BEGIN EXERCISE INPUTS

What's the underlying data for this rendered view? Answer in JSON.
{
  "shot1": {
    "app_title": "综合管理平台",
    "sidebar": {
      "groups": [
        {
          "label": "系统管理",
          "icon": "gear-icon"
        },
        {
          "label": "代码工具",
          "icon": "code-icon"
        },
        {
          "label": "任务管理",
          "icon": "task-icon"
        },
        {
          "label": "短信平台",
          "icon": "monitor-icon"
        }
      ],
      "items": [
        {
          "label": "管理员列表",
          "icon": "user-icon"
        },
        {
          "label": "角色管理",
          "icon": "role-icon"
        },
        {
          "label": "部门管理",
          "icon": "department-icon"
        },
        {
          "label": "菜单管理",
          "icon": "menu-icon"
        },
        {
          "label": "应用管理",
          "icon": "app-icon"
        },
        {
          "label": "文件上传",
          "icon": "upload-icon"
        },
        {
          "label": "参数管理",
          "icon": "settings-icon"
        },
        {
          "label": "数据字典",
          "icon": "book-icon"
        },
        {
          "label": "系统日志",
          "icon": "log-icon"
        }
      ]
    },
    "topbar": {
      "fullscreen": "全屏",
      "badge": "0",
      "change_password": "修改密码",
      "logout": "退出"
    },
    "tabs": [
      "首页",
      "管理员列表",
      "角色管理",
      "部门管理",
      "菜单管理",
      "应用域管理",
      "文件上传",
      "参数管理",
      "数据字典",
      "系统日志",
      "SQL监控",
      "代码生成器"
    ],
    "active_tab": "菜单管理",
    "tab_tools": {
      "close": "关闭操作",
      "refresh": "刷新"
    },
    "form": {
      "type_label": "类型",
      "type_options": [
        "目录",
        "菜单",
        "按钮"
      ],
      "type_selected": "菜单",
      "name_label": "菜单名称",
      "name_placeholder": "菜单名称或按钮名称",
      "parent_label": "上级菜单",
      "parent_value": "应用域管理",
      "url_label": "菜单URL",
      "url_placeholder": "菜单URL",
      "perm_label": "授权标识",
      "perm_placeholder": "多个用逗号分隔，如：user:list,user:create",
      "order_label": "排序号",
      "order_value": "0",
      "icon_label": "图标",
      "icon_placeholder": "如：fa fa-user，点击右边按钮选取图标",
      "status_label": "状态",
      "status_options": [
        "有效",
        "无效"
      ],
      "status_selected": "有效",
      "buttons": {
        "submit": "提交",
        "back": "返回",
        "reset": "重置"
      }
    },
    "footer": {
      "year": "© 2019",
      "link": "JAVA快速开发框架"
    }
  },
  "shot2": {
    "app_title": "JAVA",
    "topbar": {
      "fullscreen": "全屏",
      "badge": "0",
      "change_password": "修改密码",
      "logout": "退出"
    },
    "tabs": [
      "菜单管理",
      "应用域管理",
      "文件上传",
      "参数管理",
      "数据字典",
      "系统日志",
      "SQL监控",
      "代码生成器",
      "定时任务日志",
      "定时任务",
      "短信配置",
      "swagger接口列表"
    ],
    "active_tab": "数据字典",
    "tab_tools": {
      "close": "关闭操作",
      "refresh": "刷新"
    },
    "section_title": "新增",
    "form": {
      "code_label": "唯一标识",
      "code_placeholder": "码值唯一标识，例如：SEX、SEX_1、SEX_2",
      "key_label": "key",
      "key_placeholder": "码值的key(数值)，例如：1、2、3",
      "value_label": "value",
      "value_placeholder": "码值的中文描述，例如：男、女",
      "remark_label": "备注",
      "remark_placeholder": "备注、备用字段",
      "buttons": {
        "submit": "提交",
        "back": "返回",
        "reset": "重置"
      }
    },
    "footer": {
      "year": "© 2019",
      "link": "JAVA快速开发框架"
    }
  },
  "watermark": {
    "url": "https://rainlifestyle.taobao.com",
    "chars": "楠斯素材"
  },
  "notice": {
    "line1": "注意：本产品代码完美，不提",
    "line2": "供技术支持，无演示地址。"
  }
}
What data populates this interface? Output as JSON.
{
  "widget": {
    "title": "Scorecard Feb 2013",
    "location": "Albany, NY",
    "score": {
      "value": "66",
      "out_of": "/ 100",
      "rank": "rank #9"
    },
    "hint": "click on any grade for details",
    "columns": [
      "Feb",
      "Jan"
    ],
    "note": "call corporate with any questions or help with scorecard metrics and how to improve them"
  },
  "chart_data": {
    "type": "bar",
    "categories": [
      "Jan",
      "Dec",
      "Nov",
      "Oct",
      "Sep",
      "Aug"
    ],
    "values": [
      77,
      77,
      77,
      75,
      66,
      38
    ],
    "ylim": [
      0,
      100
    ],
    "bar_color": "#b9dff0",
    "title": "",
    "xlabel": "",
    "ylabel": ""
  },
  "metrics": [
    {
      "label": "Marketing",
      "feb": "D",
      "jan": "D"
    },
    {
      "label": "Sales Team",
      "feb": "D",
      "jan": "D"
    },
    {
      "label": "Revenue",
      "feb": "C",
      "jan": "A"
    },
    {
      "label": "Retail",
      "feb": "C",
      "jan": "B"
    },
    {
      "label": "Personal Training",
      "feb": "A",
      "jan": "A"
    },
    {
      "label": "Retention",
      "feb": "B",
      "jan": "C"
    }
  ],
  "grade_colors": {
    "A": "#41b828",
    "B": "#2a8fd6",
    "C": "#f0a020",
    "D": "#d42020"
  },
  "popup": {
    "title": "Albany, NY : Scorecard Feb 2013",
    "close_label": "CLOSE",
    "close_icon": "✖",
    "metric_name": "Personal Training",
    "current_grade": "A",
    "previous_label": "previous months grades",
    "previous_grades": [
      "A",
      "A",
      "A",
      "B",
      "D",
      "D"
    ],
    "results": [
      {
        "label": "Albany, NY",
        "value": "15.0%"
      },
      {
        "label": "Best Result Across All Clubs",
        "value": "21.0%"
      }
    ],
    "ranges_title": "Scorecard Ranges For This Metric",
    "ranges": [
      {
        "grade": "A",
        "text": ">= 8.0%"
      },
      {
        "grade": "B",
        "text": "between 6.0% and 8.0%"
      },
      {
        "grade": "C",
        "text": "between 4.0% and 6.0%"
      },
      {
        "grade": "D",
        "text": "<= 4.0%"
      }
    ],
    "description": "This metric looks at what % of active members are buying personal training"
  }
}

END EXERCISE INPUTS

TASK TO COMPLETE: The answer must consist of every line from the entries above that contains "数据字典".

FINISHED EXERCISE:
          "label": "数据字典",
      "数据字典",
      "数据字典",
    "active_tab": "数据字典",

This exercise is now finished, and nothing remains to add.